DATA UNDER STUDY Block Start

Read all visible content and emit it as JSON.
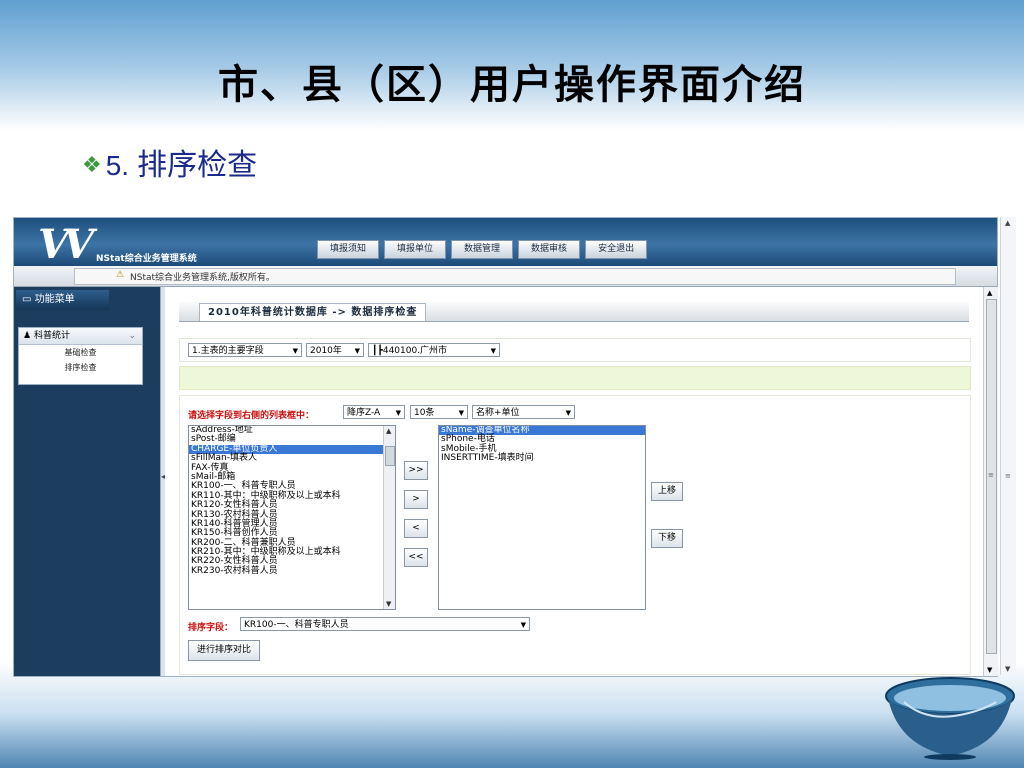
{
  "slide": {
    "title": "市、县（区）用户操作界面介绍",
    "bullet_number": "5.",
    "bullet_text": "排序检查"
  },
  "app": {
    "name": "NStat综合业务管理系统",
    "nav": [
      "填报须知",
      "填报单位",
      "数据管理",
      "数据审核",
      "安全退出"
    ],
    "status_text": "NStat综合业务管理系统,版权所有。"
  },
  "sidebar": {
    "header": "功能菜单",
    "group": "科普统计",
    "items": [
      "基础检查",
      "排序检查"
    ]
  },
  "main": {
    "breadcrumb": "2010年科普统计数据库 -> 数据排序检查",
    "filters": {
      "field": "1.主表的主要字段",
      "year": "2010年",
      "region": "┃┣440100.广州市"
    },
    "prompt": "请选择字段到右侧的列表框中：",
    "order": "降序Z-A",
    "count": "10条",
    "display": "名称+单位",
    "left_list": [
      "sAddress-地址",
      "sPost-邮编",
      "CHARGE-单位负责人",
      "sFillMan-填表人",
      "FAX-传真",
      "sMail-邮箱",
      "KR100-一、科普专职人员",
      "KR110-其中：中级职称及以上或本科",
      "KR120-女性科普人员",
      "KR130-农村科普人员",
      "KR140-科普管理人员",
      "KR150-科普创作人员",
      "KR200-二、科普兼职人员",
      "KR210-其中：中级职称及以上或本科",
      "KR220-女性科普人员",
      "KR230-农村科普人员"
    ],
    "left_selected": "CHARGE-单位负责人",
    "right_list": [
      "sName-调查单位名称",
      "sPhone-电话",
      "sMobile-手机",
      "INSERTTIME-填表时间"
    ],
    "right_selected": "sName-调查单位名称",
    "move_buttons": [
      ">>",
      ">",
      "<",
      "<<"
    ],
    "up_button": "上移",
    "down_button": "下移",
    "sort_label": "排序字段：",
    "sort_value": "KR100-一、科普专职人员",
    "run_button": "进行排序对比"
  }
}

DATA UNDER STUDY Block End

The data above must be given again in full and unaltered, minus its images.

**EXERCISE RESPONSE:**
Read all visible content and emit it as JSON.
{
  "slide": {
    "title": "市、县（区）用户操作界面介绍",
    "bullet_number": "5.",
    "bullet_text": "排序检查"
  },
  "app": {
    "name": "NStat综合业务管理系统",
    "nav": [
      "填报须知",
      "填报单位",
      "数据管理",
      "数据审核",
      "安全退出"
    ],
    "status_text": "NStat综合业务管理系统,版权所有。"
  },
  "sidebar": {
    "header": "功能菜单",
    "group": "科普统计",
    "items": [
      "基础检查",
      "排序检查"
    ]
  },
  "main": {
    "breadcrumb": "2010年科普统计数据库 -> 数据排序检查",
    "filters": {
      "field": "1.主表的主要字段",
      "year": "2010年",
      "region": "┃┣440100.广州市"
    },
    "prompt": "请选择字段到右侧的列表框中：",
    "order": "降序Z-A",
    "count": "10条",
    "display": "名称+单位",
    "left_list": [
      "sAddress-地址",
      "sPost-邮编",
      "CHARGE-单位负责人",
      "sFillMan-填表人",
      "FAX-传真",
      "sMail-邮箱",
      "KR100-一、科普专职人员",
      "KR110-其中：中级职称及以上或本科",
      "KR120-女性科普人员",
      "KR130-农村科普人员",
      "KR140-科普管理人员",
      "KR150-科普创作人员",
      "KR200-二、科普兼职人员",
      "KR210-其中：中级职称及以上或本科",
      "KR220-女性科普人员",
      "KR230-农村科普人员"
    ],
    "left_selected": "CHARGE-单位负责人",
    "right_list": [
      "sName-调查单位名称",
      "sPhone-电话",
      "sMobile-手机",
      "INSERTTIME-填表时间"
    ],
    "right_selected": "sName-调查单位名称",
    "move_buttons": [
      ">>",
      ">",
      "<",
      "<<"
    ],
    "up_button": "上移",
    "down_button": "下移",
    "sort_label": "排序字段：",
    "sort_value": "KR100-一、科普专职人员",
    "run_button": "进行排序对比"
  }
}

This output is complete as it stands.